Brief: Locate every line in the records below that holds the word "JSON" and return each one.

(Interface dataset entries)
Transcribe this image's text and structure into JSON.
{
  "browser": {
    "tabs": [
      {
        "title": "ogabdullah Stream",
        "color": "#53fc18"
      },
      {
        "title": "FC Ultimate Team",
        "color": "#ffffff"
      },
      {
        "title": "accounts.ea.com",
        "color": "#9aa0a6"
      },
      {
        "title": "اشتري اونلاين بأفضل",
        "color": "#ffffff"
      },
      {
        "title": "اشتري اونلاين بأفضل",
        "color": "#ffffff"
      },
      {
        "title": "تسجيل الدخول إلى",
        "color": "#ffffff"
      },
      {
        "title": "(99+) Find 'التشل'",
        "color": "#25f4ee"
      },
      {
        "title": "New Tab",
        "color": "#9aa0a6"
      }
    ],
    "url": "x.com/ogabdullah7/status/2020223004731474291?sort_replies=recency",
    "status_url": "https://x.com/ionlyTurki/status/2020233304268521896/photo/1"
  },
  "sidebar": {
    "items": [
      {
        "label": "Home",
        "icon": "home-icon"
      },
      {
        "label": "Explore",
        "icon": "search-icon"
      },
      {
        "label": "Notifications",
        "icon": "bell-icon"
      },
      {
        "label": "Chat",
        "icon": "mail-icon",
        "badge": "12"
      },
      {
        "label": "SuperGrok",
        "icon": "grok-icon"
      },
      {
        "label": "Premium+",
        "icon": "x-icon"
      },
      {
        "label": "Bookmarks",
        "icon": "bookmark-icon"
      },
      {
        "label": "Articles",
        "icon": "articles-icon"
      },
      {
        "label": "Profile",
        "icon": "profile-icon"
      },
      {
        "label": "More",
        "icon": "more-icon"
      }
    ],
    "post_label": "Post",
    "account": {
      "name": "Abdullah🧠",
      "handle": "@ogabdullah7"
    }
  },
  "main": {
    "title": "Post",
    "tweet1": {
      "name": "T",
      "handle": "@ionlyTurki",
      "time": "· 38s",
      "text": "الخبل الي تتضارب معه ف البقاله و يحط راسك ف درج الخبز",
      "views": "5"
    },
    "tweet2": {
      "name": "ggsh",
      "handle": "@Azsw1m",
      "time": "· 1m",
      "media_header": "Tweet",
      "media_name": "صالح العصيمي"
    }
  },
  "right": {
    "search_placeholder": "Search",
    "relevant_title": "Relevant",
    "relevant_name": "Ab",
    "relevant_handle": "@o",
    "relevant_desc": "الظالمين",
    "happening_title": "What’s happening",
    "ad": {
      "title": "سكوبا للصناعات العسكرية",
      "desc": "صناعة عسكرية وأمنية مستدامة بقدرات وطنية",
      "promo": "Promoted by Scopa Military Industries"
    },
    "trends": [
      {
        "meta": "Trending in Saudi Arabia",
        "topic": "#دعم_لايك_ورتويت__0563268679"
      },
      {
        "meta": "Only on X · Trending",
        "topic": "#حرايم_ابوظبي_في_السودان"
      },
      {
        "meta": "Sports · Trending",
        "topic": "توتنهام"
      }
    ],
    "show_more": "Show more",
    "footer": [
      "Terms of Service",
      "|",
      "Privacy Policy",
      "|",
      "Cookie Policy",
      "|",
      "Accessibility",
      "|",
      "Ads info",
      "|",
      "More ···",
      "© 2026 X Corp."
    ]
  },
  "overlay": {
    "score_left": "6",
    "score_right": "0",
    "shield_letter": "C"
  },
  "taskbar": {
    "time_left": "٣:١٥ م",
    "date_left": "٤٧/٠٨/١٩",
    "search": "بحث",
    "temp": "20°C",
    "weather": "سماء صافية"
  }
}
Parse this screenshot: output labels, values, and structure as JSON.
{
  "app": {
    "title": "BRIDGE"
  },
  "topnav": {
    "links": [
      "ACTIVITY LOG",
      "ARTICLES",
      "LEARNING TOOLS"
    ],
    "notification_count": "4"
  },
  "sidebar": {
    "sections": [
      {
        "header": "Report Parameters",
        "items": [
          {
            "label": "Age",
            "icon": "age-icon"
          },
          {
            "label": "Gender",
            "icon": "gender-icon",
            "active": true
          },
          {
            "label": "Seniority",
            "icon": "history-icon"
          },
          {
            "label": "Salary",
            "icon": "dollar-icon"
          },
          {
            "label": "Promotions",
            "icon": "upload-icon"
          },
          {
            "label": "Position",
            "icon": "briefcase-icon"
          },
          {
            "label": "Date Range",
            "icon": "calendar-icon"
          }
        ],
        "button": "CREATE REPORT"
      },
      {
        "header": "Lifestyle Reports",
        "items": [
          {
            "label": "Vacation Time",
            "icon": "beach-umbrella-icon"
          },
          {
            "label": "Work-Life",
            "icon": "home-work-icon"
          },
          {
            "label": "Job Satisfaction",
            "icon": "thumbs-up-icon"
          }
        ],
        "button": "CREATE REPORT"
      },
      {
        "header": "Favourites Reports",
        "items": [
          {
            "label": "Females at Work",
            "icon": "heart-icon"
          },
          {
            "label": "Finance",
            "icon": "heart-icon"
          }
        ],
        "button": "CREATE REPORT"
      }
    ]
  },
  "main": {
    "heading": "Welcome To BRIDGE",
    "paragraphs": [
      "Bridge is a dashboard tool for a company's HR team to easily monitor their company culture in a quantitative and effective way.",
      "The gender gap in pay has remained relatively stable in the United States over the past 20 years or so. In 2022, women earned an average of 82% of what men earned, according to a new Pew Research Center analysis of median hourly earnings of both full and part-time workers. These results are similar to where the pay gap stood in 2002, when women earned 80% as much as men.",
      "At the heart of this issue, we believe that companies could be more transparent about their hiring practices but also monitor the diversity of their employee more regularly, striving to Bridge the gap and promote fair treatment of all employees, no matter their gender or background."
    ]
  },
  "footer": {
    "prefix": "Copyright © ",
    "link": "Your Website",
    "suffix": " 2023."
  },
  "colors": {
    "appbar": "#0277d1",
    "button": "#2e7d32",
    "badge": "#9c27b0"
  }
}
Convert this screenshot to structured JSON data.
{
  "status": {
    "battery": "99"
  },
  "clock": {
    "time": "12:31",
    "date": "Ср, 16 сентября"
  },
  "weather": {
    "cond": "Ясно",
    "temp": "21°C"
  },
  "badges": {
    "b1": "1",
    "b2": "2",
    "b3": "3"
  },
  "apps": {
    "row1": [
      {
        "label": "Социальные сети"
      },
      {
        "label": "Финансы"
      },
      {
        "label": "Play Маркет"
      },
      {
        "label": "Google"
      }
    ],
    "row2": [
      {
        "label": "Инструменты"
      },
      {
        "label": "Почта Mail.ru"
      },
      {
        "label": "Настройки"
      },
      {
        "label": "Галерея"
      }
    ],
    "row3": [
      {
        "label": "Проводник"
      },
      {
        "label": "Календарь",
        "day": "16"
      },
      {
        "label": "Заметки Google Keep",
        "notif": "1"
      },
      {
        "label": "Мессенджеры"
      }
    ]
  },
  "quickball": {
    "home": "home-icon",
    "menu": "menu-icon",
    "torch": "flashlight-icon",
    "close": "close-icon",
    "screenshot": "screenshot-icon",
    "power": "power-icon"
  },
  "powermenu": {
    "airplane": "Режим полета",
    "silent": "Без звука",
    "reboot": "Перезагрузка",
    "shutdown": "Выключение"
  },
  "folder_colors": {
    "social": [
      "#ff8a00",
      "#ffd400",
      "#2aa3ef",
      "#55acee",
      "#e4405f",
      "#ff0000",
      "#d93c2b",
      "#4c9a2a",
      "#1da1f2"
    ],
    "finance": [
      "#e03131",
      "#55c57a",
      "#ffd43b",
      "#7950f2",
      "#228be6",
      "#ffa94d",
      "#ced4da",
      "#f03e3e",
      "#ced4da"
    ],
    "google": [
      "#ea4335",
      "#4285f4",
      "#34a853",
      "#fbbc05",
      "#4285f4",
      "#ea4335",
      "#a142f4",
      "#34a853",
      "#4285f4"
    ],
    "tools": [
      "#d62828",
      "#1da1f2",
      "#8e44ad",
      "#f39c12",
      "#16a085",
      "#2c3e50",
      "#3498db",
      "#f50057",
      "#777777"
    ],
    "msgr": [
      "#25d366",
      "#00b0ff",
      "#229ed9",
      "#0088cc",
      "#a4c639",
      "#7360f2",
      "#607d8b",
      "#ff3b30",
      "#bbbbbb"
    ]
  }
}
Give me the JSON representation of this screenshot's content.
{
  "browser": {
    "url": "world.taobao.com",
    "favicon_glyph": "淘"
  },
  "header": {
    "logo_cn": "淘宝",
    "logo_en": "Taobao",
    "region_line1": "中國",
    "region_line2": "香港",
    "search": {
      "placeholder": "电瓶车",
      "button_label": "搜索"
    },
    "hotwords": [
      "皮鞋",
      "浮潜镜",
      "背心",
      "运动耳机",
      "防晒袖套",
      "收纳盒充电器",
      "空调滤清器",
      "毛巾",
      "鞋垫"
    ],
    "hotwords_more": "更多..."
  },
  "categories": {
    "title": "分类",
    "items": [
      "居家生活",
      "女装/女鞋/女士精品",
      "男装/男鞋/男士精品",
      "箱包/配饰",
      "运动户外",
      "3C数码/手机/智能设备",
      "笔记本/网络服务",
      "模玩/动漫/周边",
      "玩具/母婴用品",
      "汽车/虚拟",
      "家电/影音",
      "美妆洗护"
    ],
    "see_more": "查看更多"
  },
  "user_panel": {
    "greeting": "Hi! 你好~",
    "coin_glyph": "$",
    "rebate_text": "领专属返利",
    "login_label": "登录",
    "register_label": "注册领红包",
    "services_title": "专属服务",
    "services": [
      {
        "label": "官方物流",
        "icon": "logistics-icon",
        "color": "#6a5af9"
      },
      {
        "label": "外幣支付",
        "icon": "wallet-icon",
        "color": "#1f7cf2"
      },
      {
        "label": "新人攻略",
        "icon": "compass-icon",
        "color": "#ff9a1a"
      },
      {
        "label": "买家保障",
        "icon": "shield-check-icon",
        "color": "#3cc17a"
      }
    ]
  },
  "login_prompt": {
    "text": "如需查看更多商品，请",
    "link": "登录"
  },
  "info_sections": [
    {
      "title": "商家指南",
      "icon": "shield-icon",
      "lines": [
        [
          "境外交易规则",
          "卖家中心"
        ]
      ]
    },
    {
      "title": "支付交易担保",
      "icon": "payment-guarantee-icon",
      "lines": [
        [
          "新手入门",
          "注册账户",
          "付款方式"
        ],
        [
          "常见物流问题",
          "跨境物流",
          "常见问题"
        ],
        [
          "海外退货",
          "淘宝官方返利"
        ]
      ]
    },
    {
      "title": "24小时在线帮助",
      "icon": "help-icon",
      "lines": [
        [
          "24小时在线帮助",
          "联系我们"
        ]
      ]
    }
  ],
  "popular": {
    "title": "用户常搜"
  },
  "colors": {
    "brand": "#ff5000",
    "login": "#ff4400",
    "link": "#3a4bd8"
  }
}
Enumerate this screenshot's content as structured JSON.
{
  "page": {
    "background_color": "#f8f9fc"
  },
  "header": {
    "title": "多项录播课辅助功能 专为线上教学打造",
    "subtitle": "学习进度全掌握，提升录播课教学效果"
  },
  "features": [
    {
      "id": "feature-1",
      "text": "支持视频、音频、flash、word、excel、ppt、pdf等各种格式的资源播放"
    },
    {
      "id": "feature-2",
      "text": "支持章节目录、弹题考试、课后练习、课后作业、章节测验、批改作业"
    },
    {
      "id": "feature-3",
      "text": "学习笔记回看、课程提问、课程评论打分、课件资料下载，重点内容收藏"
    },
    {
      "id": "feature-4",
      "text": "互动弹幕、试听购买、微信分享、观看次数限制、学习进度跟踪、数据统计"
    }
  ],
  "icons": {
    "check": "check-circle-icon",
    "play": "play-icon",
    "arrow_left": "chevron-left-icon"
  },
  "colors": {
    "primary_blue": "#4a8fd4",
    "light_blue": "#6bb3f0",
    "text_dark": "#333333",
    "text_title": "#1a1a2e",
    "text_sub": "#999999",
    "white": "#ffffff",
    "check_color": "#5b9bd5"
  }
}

Worked solution:
Transcribe this image's text and structure into JSON.
Parse this screenshot: output labels, values, and structure as JSON.
Convert this screenshot to structured JSON data.
Give me the JSON representation of this screenshot's content.
Enumerate this screenshot's content as structured JSON.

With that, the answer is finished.